There is a deep intimacy to this prayer. It sounds like a prayer a parent says for a child who is suffering or lost. It sounds like a prayer said by a lover who knows the relationship is ending but the love will always exist. It sounds like a prayer said by a pastor, separated from her congregation by pandemic.
Sometimes prayer is all we can do. It is an act that reminds us of God’s presence. I don’t believe prayer is a way for us to get God’s attention or to change God’s mind. That makes God small. It is not about getting the words right. It is about people calling on the name of their Creator and by doing so remembering that God was there all along. Prayer doesn’t change God, but I think prayer can change us.
That is why we come together after moments of tragedy. That is why we offer words of thanks. That is why we pray for the sick and suffering. The prayer changes us, if only for a moment, and allows us to let go of whatever pretenses we are holding on to. It allows us to humble ourselves by remembering there is so much more to this existence than we can possibly understand and that we cannot control everything.
I don’t know what it would be like to be able to push a button and know that people were going to stop what they were doing a say a prayer for me, but I think it I would find it comforting. Wouldn’t you?

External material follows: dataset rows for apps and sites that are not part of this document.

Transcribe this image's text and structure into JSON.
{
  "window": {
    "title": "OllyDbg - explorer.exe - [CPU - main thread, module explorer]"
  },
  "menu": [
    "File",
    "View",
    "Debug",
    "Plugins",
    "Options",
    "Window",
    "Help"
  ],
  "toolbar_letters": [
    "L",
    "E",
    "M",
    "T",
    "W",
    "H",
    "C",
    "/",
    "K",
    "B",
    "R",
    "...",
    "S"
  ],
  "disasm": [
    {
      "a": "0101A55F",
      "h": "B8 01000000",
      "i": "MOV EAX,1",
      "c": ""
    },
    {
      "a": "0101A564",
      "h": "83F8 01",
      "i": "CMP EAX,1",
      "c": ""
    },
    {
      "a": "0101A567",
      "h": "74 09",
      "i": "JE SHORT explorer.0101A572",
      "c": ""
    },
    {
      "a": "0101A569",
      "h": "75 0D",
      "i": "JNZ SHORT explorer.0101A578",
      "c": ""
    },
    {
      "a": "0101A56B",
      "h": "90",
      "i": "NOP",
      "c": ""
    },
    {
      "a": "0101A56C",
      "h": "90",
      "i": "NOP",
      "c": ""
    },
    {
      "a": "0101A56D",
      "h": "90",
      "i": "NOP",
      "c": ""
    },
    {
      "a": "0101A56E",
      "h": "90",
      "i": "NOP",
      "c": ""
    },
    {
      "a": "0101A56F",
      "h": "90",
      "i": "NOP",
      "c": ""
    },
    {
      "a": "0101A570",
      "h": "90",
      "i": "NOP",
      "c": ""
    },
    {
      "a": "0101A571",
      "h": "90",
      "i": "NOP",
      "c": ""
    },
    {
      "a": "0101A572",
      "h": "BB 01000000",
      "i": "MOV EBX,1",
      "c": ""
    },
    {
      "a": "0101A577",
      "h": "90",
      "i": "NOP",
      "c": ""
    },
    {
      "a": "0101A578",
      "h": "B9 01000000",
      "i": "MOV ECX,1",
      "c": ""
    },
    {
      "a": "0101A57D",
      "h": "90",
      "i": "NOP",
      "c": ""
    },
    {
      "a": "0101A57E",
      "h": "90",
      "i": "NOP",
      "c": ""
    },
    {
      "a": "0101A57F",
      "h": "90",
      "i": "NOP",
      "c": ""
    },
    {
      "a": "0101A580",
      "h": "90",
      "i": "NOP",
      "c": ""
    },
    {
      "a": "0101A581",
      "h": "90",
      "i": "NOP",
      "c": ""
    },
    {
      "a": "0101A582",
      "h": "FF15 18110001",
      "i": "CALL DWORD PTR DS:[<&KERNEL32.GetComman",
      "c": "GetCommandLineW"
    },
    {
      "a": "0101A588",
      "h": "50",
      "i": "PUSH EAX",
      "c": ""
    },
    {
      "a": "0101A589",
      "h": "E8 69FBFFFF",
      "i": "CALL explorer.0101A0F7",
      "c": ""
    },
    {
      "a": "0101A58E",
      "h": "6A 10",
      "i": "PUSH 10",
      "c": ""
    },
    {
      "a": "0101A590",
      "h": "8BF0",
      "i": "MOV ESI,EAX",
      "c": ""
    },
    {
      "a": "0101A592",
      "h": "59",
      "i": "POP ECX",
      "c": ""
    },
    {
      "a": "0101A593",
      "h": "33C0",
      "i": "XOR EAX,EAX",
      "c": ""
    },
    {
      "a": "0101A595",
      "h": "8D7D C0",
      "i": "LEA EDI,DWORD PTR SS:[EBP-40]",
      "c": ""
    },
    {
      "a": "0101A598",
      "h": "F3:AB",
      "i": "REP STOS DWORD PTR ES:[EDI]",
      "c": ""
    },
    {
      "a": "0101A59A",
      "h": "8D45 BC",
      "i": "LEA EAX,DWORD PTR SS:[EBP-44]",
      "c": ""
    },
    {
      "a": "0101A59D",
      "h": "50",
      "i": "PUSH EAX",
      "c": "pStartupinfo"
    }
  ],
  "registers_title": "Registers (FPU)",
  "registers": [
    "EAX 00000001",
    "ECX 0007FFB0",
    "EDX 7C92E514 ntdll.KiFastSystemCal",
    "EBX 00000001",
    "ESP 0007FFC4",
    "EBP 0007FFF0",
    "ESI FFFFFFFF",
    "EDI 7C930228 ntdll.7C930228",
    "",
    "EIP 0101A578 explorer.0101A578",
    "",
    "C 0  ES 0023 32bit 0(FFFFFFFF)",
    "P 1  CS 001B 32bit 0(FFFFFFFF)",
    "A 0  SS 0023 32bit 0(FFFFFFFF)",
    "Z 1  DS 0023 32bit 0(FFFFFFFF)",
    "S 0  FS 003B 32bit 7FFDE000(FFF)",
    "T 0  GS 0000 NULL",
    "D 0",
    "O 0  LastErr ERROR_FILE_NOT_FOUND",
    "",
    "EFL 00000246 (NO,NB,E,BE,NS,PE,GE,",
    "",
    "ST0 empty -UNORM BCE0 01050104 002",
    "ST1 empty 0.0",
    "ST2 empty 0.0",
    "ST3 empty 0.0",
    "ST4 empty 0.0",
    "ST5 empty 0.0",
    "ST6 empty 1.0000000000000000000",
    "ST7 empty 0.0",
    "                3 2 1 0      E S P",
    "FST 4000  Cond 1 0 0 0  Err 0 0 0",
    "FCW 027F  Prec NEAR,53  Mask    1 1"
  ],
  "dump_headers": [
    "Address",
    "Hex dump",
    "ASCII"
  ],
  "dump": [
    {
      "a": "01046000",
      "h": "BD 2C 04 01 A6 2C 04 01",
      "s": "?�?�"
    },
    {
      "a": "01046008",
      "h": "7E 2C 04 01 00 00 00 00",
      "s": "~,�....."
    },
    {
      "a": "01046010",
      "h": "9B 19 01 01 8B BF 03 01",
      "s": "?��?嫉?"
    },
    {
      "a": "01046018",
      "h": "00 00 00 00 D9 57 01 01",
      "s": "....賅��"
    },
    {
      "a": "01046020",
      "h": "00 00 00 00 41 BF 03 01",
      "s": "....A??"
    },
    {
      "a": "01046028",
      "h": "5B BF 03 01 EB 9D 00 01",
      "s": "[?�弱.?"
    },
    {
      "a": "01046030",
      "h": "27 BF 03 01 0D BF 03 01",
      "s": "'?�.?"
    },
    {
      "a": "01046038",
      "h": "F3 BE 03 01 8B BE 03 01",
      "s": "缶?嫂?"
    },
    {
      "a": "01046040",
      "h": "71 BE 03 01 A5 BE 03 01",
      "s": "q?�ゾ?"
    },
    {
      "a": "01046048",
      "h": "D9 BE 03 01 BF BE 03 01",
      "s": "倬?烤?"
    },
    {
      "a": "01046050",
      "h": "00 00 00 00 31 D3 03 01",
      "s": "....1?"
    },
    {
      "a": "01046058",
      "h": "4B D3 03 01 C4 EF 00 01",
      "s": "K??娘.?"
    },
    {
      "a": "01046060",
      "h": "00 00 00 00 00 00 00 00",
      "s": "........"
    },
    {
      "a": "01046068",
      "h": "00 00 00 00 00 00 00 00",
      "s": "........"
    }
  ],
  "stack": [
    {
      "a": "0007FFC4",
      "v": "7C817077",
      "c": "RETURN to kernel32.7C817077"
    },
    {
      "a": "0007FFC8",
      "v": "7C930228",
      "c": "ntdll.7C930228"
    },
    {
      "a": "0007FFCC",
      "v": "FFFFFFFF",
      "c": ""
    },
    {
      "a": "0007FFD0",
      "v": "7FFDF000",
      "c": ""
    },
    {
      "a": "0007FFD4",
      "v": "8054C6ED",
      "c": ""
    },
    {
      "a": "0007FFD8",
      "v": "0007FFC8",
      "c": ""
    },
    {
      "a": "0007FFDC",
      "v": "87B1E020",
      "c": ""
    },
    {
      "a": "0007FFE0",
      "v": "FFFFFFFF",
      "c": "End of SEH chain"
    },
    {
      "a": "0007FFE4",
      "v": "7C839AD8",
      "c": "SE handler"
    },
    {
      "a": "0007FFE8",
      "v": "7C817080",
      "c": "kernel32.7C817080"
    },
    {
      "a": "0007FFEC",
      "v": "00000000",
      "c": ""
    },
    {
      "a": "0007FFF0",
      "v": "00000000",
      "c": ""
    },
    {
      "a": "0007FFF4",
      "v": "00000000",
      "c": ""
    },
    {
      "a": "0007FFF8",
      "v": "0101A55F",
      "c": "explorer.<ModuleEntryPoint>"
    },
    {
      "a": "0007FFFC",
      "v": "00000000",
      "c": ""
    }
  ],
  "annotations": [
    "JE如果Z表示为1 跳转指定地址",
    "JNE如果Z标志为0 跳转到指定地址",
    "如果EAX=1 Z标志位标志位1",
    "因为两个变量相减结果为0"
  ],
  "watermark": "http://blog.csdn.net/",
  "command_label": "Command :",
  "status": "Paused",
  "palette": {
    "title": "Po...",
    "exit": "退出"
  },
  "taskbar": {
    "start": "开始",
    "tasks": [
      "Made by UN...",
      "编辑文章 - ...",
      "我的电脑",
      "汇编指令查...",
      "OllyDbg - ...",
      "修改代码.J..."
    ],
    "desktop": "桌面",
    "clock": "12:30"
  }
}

Knowing that someone, somewhere, was opening their hearts to God and turning their minds to you? And it wouldn’t matter what they were praying for, because we can’t change God with prayer. But we can change ourselves and we can be changed by knowing we are being prayed for. And when our collective focus turns somewhere, when we pray for the sick, the scared, the hurt, or the grieved as a community – this it is like thousands of points of light reaching out into the night sky. One light cannot reveal the path ahead, but thousands can. It is a way for God to guide us along whatever path we are on.
So, my answer for why should we pray? Because we are changed by it and because it can create good and light in this world. Don’t worry about the words, if all you can come up with in the moment is the Lord’s Prayer – that is perfect. God doesn’t need the right words. God just needs you, and me, and all of us open to the presence of God in our lives. That is enough, especially when there is nothing else left to do. Amen.
just as you prayed for your disciples so long ago
Pray for us,
Pray for our wellbeing,
Pray for our protection.
Pray for your joy to be made complete in us.
Pray for our spiritual growth.
Pray for your truth to be made complete in us.
we often do not know how to pray,
So pray for us,
Pray with us,
That we may be one with you,
One with each other, and
One in ministry to the world.
Pray for your weak ones,
Your strong ones,
You ones who are have illnesses,
Your ones near death,
Your ones who breeze through life,
Your ones who struggle in life.
Pray for those who have lost loved ones,
Those who have especially loved ones in past wars.
Those who have lost ones in the present wars.
Those who fear theirs may die in these wars.
We join you in these prayers for all your people,